What the exercise asks:
Give back all of the data unchanged. Keep every word as it is.

==================================================

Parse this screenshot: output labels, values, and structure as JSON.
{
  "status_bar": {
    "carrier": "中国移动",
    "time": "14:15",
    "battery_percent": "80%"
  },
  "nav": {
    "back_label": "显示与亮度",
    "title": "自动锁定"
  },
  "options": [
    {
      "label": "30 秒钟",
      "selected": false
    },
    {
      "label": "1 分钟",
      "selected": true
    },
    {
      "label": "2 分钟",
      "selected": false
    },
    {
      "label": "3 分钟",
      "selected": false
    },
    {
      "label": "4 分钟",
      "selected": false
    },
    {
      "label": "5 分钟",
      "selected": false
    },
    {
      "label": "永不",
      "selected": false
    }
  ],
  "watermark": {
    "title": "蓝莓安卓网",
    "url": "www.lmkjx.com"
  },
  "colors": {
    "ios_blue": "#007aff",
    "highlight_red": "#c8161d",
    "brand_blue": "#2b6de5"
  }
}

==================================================

Solution to this task:
Parse this screenshot: output labels, values, and structure as JSON.
{
  "status_bar": {
    "carrier": "中国移动",
    "time": "14:15",
    "battery_percent": "80%"
  },
  "nav": {
    "back_label": "显示与亮度",
    "title": "自动锁定"
  },
  "options": [
    {
      "label": "30 秒钟",
      "selected": false
    },
    {
      "label": "1 分钟",
      "selected": true
    },
    {
      "label": "2 分钟",
      "selected": false
    },
    {
      "label": "3 分钟",
      "selected": false
    },
    {
      "label": "4 分钟",
      "selected": false
    },
    {
      "label": "5 分钟",
      "selected": false
    },
    {
      "label": "永不",
      "selected": false
    }
  ],
  "watermark": {
    "title": "蓝莓安卓网",
    "url": "www.lmkjx.com"
  },
  "colors": {
    "ios_blue": "#007aff",
    "highlight_red": "#c8161d",
    "brand_blue": "#2b6de5"
  }
}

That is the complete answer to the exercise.